Review of the Role of the Brain in Chemotherapy-Induced Peripheral Neuropathy
Frontiers in Molecular Biosciences
Chemotherapy-induced peripheral neuropathy (CIPN) is a common, debilitating, and dose-limiting side effect of many chemotherapy regimens yet has limited treatments due to incomplete knowledge of its pathophysiology. Research on the pathophysiology of CIPN has focused on peripheral nerves because CIPN symptoms are felt in the hands and feet. However, better understanding the role of the brain in CIPN may accelerate understanding, diagnosing, and treating CIPN. The goals of this review are to (1)

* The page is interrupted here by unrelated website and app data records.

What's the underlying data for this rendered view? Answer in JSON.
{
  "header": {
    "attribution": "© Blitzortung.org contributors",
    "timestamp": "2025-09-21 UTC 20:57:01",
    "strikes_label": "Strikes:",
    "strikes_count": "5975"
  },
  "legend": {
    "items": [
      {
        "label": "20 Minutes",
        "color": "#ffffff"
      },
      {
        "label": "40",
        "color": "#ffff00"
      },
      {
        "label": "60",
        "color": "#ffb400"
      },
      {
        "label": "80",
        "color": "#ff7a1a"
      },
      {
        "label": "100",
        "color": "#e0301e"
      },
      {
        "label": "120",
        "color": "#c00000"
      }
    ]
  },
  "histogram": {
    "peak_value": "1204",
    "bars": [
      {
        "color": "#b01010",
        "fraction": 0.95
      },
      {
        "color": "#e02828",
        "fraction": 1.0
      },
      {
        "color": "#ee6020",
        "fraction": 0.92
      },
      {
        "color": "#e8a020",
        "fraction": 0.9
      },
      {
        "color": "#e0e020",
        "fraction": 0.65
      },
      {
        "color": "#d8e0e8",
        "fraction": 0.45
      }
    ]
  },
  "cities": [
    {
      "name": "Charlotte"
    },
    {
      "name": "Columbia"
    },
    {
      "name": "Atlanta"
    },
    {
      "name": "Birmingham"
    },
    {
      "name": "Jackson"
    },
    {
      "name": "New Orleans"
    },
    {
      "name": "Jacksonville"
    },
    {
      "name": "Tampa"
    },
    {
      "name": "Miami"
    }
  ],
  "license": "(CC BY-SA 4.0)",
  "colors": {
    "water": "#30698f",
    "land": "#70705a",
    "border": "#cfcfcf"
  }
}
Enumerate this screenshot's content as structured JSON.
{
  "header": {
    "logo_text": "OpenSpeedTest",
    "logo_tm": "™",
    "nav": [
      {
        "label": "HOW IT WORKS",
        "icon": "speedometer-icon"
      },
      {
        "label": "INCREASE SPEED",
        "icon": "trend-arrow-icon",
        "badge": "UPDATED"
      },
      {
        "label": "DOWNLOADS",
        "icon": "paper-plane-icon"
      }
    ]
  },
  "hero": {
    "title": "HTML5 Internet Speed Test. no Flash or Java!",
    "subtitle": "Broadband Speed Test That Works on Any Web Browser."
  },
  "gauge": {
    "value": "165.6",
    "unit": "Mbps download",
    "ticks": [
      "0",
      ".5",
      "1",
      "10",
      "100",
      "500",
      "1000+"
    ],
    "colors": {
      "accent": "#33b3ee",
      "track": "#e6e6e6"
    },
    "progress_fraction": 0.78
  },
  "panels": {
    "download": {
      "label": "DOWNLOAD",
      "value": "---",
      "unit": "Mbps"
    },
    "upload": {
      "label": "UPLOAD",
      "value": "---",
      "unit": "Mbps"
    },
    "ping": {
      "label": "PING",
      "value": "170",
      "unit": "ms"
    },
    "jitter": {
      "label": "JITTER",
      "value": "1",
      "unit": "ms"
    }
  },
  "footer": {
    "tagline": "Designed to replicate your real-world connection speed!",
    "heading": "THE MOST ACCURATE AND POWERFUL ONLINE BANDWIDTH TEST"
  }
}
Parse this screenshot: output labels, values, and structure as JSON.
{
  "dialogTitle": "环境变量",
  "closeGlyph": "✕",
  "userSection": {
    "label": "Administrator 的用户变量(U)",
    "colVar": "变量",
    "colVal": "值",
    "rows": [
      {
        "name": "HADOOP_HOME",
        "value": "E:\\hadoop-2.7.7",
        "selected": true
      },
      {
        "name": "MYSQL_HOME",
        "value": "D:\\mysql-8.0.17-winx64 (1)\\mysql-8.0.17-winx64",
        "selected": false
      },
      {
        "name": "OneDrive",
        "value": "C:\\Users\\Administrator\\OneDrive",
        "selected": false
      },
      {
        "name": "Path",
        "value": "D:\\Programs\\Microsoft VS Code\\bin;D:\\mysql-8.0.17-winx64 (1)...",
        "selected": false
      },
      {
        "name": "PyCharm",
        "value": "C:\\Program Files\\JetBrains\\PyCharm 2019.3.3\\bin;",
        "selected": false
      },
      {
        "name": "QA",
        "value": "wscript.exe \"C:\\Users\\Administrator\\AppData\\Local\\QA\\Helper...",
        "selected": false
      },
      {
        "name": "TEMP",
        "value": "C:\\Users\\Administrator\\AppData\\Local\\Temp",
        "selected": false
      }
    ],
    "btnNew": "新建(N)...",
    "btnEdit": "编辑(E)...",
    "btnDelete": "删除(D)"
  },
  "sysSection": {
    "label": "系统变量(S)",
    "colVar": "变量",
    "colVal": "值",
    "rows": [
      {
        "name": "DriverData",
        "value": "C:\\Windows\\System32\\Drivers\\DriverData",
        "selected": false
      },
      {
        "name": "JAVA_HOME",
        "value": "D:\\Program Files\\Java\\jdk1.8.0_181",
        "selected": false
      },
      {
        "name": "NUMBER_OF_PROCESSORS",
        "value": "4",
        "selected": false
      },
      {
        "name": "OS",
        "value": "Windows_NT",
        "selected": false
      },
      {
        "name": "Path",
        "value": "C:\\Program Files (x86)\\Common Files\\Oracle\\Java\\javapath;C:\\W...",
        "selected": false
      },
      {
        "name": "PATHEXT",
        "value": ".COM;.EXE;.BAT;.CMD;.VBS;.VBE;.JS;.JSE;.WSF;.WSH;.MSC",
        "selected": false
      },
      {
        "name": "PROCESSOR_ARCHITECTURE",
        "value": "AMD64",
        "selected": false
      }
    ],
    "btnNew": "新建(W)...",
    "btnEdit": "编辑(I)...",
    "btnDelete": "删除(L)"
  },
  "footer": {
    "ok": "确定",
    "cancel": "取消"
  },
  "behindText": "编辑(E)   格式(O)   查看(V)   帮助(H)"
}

... s review are to (1) investigate the role of the brain in CIPN, and (2) use this knowledge to inform future research and treatment of CIPN. We identified 16 papers using brain interventions in animal models of CIPN and five papers using brain imaging in humans or monkeys with CIPN. These studies suggest that CIPN is partly caused by (1) brain hyperactivity, (2) reduced GABAergic inhibition, (3) neuroinflammation, and (4) overactivation of GPCR/MAPK pathways. These four features were observed in several brain regions including the thalamus, periaqueductal gray, anterior cingulate cortex, somatosensory cortex, and insula. We discuss how to leverage this knowledge for future preclinical research, clinical research, and brain-based treatments for CIPN.